On Twitter, peers at other law schools made note of the hiring wave as they congratulated their colleagues making moves. The tweets drew analogies to winning sports teams, antitrust law, popular films and other cultural touchstones.

Melissa Murray of New York University School of Law, who recently taught a January Term course at UVA Law, and Danielle Holley-Walker, dean of the Howard University School of Law, speculated that UVA might be assembling heroes against some kind of cosmic threat.

Stephen Mouritsen, a commercial litigator and adjunct law professor at Brigham Young University, teased, “According to my model, within 30 years, everyone will teach at UVa.”

Still others went old-school with their analogies.

A hyperbolic tweet by David Noll of Rutgers Law School got the attention of reporter Karen Sloan, who writes for National Law Journal and

In her article “One Law School To Rule Them All?,” Sloan commented, “I too had noticed that the University of Virginia School of Law has been on an absolute tear this cycle with lateral faculty hiring. It seemed like every other day the Charlottesville law school was announcing another high-profile faculty hire.”

So she asked Dean Risa Goluboff to reveal her recruiting secrets. The dean explained that the Law School takes an active interest in prospects years in advance of their hires, reading everything they write and steadily building relationships.

Goluboff and outgoing vice dean Leslie Kendrick ’06 worked with successive hiring committee Chairs Deborah Hellman, Michael Livermore, Frederick Schauer, Quinn Curtis and Michael Gilbert, as well as three years of hiring committees and the whole faculty, to identify, evaluate and recruit the talented new professors.

“Our appointments committee and our faculty have worked tirelessly over the past several years to bring supremely talented and diverse scholars and teachers to our already stellar faculty,” Goluboff said. “Our new and incoming faculty are either already academic superstars or superstars in the making — highly influential voices in their fields whose scholarship will have an impact at UVA Law, both inside and outside of the classroom, and well beyond it,”

Goluboff herself has been the subject of some of the Twitter banter.

“HOW IS @RisaGoluboff doing it?” Paul Gowder of the Northwestern School of Law asked. “Did she sell her soul at a crossroads, Robert-Johnson-style, for the unholy power to recruit amazing faculty?”

The dean did not comment on the possibility.

As the Law School announced one of its final hires for the cycle, Lee Kovarsky of the University of Texas at Austin School of Law, a 2004 UVA Law grad, tweeted in summation, “UVA FTW for like the 100th time this season.”

Follow the Professors

The new faculty members have diverse scholarly interests and, where noted, can be followed on Twitter:

Founded in 1819, the University of Virginia School of Law is the second-oldest continuously operating law school in the nation.

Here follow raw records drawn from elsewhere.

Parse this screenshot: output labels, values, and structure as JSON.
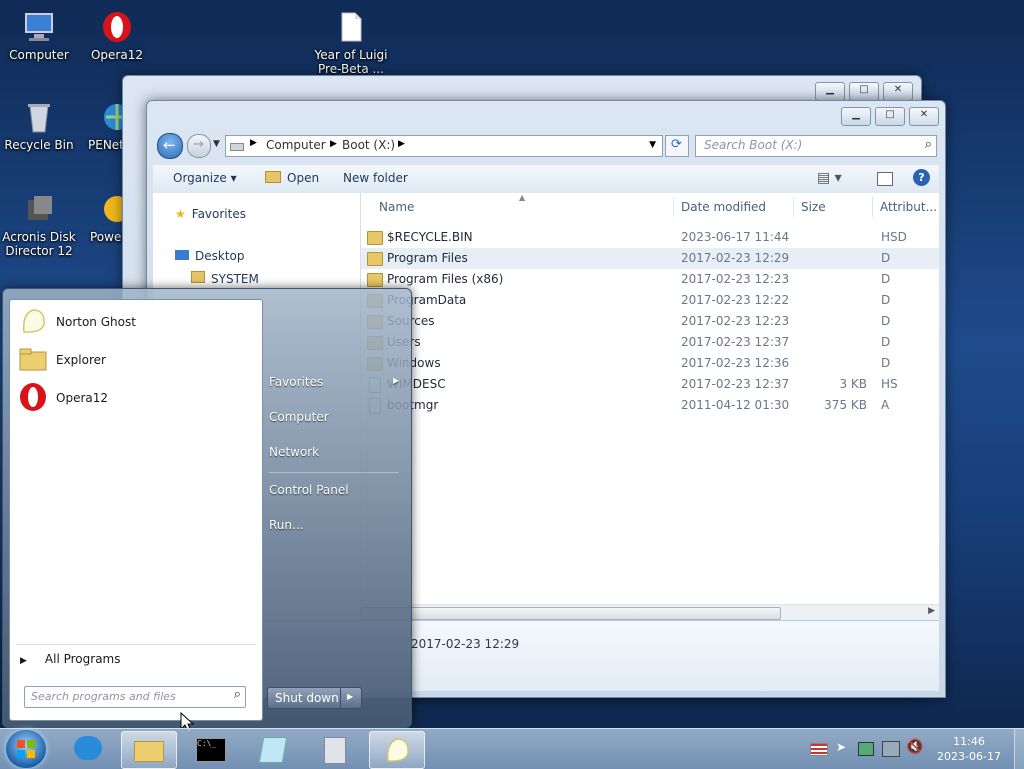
{
  "desktop": {
    "icons": [
      {
        "label": "Computer",
        "icon": "computer-icon"
      },
      {
        "label": "Opera12",
        "icon": "opera-icon"
      },
      {
        "label": "Year of Luigi Pre-Beta ...",
        "icon": "document-icon"
      },
      {
        "label": "Recycle Bin",
        "icon": "recycle-bin-icon"
      },
      {
        "label": "PENet",
        "icon": "network-icon"
      },
      {
        "label": "Acronis Disk Director 12",
        "icon": "acronis-icon"
      },
      {
        "label": "Power",
        "icon": "power-icon"
      }
    ]
  },
  "explorer": {
    "address": {
      "computer": "Computer",
      "drive": "Boot (X:)"
    },
    "search_placeholder": "Search Boot (X:)",
    "toolbar": {
      "organize": "Organize",
      "open": "Open",
      "new_folder": "New folder"
    },
    "nav": {
      "favorites": "Favorites",
      "desktop": "Desktop",
      "system": "SYSTEM"
    },
    "columns": {
      "name": "Name",
      "date": "Date modified",
      "size": "Size",
      "attributes": "Attribut..."
    },
    "files": [
      {
        "name": "$RECYCLE.BIN",
        "date": "2023-06-17 11:44",
        "size": "",
        "attr": "HSD"
      },
      {
        "name": "Program Files",
        "date": "2017-02-23 12:29",
        "size": "",
        "attr": "D"
      },
      {
        "name": "Program Files (x86)",
        "date": "2017-02-23 12:23",
        "size": "",
        "attr": "D"
      },
      {
        "name": "ProgramData",
        "date": "2017-02-23 12:22",
        "size": "",
        "attr": "D"
      },
      {
        "name": "Sources",
        "date": "2017-02-23 12:23",
        "size": "",
        "attr": "D"
      },
      {
        "name": "Users",
        "date": "2017-02-23 12:37",
        "size": "",
        "attr": "D"
      },
      {
        "name": "Windows",
        "date": "2017-02-23 12:36",
        "size": "",
        "attr": "D"
      },
      {
        "name": "WIMDESC",
        "date": "2017-02-23 12:37",
        "size": "3 KB",
        "attr": "HS"
      },
      {
        "name": "bootmgr",
        "date": "2011-04-12 01:30",
        "size": "375 KB",
        "attr": "A"
      }
    ],
    "details_date": "2017-02-23 12:29"
  },
  "start_menu": {
    "programs": [
      {
        "label": "Norton Ghost",
        "icon": "ghost-icon"
      },
      {
        "label": "Explorer",
        "icon": "folder-icon"
      },
      {
        "label": "Opera12",
        "icon": "opera-icon"
      }
    ],
    "all_programs": "All Programs",
    "search_placeholder": "Search programs and files",
    "right_links": {
      "favorites": "Favorites",
      "computer": "Computer",
      "network": "Network",
      "control_panel": "Control Panel",
      "run": "Run..."
    },
    "shutdown": "Shut down"
  },
  "taskbar": {
    "time": "11:46",
    "date": "2023-06-17"
  }
}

Consistently ranked among the top law schools, Virginia is a world-renowned training ground for distinguished lawyers and public servants, instilling in them a commitment to leadership, integrity and community service.